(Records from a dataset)
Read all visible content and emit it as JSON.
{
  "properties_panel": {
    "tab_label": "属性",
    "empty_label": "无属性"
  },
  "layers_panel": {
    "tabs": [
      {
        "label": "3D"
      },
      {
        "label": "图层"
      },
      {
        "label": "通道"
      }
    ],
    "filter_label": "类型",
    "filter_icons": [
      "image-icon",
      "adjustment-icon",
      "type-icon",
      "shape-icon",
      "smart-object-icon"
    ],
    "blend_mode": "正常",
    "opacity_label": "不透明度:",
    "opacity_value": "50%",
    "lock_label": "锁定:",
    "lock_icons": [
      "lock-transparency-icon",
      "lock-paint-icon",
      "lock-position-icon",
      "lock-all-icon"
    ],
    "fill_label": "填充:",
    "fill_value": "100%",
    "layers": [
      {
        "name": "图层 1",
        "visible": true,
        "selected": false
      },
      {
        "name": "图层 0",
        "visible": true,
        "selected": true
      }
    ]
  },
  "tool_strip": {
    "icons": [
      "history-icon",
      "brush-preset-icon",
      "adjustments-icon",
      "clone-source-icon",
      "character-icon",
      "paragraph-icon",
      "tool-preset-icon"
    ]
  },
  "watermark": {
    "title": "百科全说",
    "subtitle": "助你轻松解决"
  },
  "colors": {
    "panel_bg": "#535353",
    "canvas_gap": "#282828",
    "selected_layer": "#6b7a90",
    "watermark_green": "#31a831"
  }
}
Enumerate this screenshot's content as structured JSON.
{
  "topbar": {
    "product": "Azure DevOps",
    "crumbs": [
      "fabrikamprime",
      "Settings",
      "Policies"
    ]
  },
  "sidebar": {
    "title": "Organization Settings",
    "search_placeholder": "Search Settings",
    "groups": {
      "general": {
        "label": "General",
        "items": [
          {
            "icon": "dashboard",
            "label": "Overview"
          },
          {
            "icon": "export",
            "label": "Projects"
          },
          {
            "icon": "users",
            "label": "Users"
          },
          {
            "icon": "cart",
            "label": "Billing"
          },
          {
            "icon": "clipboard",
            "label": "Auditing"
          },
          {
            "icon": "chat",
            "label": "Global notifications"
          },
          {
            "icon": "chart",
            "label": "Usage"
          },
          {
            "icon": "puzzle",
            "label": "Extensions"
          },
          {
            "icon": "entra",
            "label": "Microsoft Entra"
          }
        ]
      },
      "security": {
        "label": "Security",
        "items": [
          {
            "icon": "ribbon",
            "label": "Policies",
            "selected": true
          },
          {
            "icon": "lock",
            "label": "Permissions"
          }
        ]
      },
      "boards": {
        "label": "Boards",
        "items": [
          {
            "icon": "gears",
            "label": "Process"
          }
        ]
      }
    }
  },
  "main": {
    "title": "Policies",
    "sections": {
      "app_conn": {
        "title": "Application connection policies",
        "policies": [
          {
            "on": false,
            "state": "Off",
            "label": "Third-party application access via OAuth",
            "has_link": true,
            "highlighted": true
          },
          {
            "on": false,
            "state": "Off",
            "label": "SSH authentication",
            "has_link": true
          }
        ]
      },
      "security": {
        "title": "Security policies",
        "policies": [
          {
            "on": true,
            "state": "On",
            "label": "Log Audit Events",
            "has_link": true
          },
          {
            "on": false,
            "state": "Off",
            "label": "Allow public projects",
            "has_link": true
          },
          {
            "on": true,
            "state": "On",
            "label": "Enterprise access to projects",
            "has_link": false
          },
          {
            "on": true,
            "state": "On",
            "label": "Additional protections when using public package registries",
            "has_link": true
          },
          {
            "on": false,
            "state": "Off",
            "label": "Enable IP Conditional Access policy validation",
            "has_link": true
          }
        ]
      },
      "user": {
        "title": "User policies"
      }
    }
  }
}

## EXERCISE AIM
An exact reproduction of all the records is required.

## TASK RESPONSE
Read all visible content and emit it as JSON.
{
  "properties_panel": {
    "tab_label": "属性",
    "empty_label": "无属性"
  },
  "layers_panel": {
    "tabs": [
      {
        "label": "3D"
      },
      {
        "label": "图层"
      },
      {
        "label": "通道"
      }
    ],
    "filter_label": "类型",
    "filter_icons": [
      "image-icon",
      "adjustment-icon",
      "type-icon",
      "shape-icon",
      "smart-object-icon"
    ],
    "blend_mode": "正常",
    "opacity_label": "不透明度:",
    "opacity_value": "50%",
    "lock_label": "锁定:",
    "lock_icons": [
      "lock-transparency-icon",
      "lock-paint-icon",
      "lock-position-icon",
      "lock-all-icon"
    ],
    "fill_label": "填充:",
    "fill_value": "100%",
    "layers": [
      {
        "name": "图层 1",
        "visible": true,
        "selected": false
      },
      {
        "name": "图层 0",
        "visible": true,
        "selected": true
      }
    ]
  },
  "tool_strip": {
    "icons": [
      "history-icon",
      "brush-preset-icon",
      "adjustments-icon",
      "clone-source-icon",
      "character-icon",
      "paragraph-icon",
      "tool-preset-icon"
    ]
  },
  "watermark": {
    "title": "百科全说",
    "subtitle": "助你轻松解决"
  },
  "colors": {
    "panel_bg": "#535353",
    "canvas_gap": "#282828",
    "selected_layer": "#6b7a90",
    "watermark_green": "#31a831"
  }
}
Enumerate this screenshot's content as structured JSON.
{
  "topbar": {
    "product": "Azure DevOps",
    "crumbs": [
      "fabrikamprime",
      "Settings",
      "Policies"
    ]
  },
  "sidebar": {
    "title": "Organization Settings",
    "search_placeholder": "Search Settings",
    "groups": {
      "general": {
        "label": "General",
        "items": [
          {
            "icon": "dashboard",
            "label": "Overview"
          },
          {
            "icon": "export",
            "label": "Projects"
          },
          {
            "icon": "users",
            "label": "Users"
          },
          {
            "icon": "cart",
            "label": "Billing"
          },
          {
            "icon": "clipboard",
            "label": "Auditing"
          },
          {
            "icon": "chat",
            "label": "Global notifications"
          },
          {
            "icon": "chart",
            "label": "Usage"
          },
          {
            "icon": "puzzle",
            "label": "Extensions"
          },
          {
            "icon": "entra",
            "label": "Microsoft Entra"
          }
        ]
      },
      "security": {
        "label": "Security",
        "items": [
          {
            "icon": "ribbon",
            "label": "Policies",
            "selected": true
          },
          {
            "icon": "lock",
            "label": "Permissions"
          }
        ]
      },
      "boards": {
        "label": "Boards",
        "items": [
          {
            "icon": "gears",
            "label": "Process"
          }
        ]
      }
    }
  },
  "main": {
    "title": "Policies",
    "sections": {
      "app_conn": {
        "title": "Application connection policies",
        "policies": [
          {
            "on": false,
            "state": "Off",
            "label": "Third-party application access via OAuth",
            "has_link": true,
            "highlighted": true
          },
          {
            "on": false,
            "state": "Off",
            "label": "SSH authentication",
            "has_link": true
          }
        ]
      },
      "security": {
        "title": "Security policies",
        "policies": [
          {
            "on": true,
            "state": "On",
            "label": "Log Audit Events",
            "has_link": true
          },
          {
            "on": false,
            "state": "Off",
            "label": "Allow public projects",
            "has_link": true
          },
          {
            "on": true,
            "state": "On",
            "label": "Enterprise access to projects",
            "has_link": false
          },
          {
            "on": true,
            "state": "On",
            "label": "Additional protections when using public package registries",
            "has_link": true
          },
          {
            "on": false,
            "state": "Off",
            "label": "Enable IP Conditional Access policy validation",
            "has_link": true
          }
        ]
      },
      "user": {
        "title": "User policies"
      }
    }
  }
}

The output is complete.